by Rad Amir Afrasiabi

Institution: University of Ottawa
Year: 2016
Keywords: Social Network Analysis; Time Varying Graphs; Betweenness Centrality; Temporal Centrality; Temporal Eigenvector Centrality; Foremost Betweenness
Posted: 02/05/2017
Record ID: 2104053
Full text PDF: http://hdl.handle.net/10393/34441

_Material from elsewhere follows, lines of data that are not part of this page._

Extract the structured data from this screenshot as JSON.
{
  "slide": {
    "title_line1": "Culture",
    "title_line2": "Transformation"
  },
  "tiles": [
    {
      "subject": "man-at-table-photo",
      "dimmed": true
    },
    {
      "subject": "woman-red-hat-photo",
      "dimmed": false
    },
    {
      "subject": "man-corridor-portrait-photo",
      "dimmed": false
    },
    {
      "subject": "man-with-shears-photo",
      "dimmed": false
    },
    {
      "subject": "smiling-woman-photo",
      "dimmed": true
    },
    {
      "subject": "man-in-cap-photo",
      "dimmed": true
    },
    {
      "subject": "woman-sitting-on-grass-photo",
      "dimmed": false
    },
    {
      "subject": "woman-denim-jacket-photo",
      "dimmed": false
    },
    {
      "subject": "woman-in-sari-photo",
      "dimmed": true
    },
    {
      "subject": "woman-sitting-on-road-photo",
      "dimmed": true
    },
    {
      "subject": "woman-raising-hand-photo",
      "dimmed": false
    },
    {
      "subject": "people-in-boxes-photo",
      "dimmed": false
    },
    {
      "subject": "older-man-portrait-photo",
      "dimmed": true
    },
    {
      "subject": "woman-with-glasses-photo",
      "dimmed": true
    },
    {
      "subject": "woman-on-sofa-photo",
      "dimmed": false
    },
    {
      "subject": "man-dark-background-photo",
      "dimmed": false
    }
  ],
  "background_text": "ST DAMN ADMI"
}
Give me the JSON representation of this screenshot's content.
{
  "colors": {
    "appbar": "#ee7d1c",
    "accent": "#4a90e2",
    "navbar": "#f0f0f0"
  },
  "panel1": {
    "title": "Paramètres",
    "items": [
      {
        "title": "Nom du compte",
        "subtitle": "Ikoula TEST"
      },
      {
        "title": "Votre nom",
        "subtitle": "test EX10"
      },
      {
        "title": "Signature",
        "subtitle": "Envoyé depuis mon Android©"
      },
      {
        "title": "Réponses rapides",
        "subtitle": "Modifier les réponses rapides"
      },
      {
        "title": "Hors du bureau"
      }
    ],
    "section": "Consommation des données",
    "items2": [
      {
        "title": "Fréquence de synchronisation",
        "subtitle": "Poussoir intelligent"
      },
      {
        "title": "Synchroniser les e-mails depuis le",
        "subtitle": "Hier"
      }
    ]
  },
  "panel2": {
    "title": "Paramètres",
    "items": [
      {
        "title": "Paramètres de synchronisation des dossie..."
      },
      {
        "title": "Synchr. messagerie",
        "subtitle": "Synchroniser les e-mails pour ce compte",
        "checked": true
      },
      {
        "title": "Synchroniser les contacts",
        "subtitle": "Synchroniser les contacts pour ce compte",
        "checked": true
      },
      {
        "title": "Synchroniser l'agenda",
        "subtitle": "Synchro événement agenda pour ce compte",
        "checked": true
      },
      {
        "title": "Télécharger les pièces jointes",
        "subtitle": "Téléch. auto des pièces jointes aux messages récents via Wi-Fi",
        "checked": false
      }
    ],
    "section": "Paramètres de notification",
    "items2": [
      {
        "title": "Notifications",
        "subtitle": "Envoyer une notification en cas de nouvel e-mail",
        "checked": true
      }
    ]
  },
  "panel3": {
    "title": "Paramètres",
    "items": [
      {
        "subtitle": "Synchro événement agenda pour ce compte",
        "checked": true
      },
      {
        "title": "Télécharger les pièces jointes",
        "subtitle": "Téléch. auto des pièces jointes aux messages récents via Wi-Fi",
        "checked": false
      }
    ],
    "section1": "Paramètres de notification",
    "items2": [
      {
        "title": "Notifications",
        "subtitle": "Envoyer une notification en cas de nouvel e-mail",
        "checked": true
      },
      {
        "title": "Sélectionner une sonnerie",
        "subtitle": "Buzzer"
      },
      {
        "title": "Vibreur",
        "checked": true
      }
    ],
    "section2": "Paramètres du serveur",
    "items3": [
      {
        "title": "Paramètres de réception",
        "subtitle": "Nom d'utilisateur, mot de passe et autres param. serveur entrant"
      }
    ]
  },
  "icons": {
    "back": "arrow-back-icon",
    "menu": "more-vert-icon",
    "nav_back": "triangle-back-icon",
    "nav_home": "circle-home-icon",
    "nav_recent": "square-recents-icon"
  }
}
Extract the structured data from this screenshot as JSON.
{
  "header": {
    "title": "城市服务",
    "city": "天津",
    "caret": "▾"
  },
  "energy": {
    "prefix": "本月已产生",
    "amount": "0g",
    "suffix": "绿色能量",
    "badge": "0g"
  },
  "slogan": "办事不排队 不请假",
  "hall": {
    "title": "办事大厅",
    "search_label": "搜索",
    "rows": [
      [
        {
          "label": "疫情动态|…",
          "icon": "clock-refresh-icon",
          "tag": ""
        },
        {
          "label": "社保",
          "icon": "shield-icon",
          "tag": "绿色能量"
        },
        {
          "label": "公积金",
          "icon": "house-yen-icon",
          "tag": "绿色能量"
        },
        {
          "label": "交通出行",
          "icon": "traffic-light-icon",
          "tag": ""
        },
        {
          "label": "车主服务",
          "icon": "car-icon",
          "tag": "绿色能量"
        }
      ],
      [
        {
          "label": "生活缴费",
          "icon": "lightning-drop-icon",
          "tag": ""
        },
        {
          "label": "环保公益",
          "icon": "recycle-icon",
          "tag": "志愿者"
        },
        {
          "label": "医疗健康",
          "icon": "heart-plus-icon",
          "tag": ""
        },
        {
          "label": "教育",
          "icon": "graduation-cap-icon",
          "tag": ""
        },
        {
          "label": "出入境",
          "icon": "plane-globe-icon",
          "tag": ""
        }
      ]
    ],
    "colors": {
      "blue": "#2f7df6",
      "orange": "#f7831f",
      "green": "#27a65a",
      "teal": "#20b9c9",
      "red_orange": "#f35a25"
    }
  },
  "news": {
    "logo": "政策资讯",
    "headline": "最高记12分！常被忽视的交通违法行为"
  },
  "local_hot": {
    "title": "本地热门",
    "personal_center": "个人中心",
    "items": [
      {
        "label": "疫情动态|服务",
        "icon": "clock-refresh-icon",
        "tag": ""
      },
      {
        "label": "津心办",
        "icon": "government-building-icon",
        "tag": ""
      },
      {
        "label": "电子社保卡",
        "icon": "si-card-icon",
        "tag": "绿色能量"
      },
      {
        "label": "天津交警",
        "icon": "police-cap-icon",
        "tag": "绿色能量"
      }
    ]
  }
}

The thesis focuses on the social web and on the analysis of social networks with particular emphasis on their temporal aspects. Social networks are represented here by Time Varying Graphs (TVG), a general model for dynamic graphs borrowed from distributed computing. In the first part of the thesis we focus on the temporal aspects of social networks. We develop various temporal centrality measures for TVGs including betweenness, closeness, and eigenvector centralities, which are well known in the context of static graphs. Unfortunately the computational complexities of these temporal centrality metrics are not comparable with their static counterparts. For example, the computation of betweenness becomes intractable in the dynamic setting. For this reason, approximation techniques will also be considered. We apply these temporal measures to two very different datasets, one in the context of knowledge mobilization in a small community of university researchers, the other in the context of Facebook commenting activities among a large number of web users. In both settings, we perform a temporal analysis so to understand the importance of the temporal factors in the dynamics of those networks and to detect nodes that act as “accelerators”. In the second part of the thesis, we focus on a more standard static graph representation. We conduct a propagation study on YouTube datasets to understand and compare the propagation dynamics of two different types of users: subscribers and friends. Finally, we conclude the thesis with the proposal of a general framework to present, in a comprehensive model, the influence of the social web on e-commerce decision making.